Judy Collins – if you’re reading this, the Clay Artisans of Moab would love for you to come by for dinner after your performance at the Moab Folk Festival, Saturday, Nov. 2.
The third annual Soup Bowl Fundraiser is scheduled to begin a tad earlier this year because some festivalgoers who came last year arrived a little early. Organizers were only half-joking at the prospect of the legendary folk singer with the pristine voice stopping by after the show.
A loose coalition referred to as the Clay Artisans of Moab (or CLAM) have been busy firing up their kilns and making handmade ceramic bowls for the annual fundraiser which supports Moab nonprofit organizations.
Doors open at 4:30 p.m. at the Moab Arts and Recreation Center, 111 E. 100 North, where hundreds of ceramic bowls of various sizes and glazes will be displayed. Attendees get to choose a bowl, and then soup is served between 5–7 p.m. Afterward you get to bring your ceramic bowl home. Any bowls leftover at the end of the evening will be sold at a reduced price.
Several local restaurants will donate a dozen different soups, plus bread, desserts and beverages for the event. Diners may sample more than one soup.
Last year’s event raised $10,000 for Seekhaven, a family crisis and resource center in Moab.
“It was a great success,” ceramicist Linn DeNesti said. “We sold out, serving the last drop of soup.”
This year there are 375 tickets available for presale. Organizers encourage people to buy their tickets early to this year’s event, which will support the Moab Free Health Clinic.
“It’s an old-Moab-feeling event,” DeNesti said. “It’s the community getting together to support a good cause.”
The event also includes a silent auction – comprised of all ceramic works, of course, including lidded jars, platters, mugs and other pottery.
Ceramicist Barb Gregoire had participated in similar soup bowl fundraisers in Steamboat Springs, Colo. before moving to Moab. In Steamboat, Gregoire recalled people leaving the event clutching their ceramic bowls.
“People were cherishing these bowls,” Gregoire said.
She and fellow clay artist Joanne Savoie decided to rally their colleagues to organize one in Moab, where the community has embraced the event, she said.
“You’d be amazed to see the quality of bowls we have this year,” Savoie said.

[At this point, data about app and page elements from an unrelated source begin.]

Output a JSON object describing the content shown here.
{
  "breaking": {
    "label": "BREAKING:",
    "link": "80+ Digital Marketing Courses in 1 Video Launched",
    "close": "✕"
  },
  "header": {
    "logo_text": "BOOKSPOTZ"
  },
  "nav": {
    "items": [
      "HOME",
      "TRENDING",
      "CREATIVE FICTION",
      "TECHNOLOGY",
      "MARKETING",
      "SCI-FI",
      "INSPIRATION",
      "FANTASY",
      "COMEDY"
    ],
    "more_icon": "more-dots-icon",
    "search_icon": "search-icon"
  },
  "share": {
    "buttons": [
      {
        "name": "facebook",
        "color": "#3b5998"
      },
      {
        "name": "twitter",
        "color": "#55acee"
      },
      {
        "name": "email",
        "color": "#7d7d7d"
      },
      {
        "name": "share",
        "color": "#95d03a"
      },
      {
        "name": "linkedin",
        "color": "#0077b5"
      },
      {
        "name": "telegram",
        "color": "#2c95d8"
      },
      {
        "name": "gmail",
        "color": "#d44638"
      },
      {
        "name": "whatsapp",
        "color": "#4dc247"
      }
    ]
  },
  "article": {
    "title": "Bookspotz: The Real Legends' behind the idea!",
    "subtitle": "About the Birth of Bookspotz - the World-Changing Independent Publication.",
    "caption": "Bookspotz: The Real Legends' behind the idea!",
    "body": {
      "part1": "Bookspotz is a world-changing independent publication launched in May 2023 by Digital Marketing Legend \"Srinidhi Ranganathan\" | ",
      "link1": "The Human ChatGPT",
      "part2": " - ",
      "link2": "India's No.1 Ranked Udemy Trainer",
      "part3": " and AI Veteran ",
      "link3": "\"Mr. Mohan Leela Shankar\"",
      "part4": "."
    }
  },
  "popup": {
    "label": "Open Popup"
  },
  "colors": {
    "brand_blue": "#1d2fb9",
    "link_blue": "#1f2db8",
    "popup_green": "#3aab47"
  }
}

“We want to thank the Moab Folk Festival who let us put up a banner at the ball field. Maybe Judy Collins will come to have dinner with us.”
Tickets are $20 for people 12 and older; and $10 for children 5-11.
For more information, you may email email@example.com or call 206-226-6995.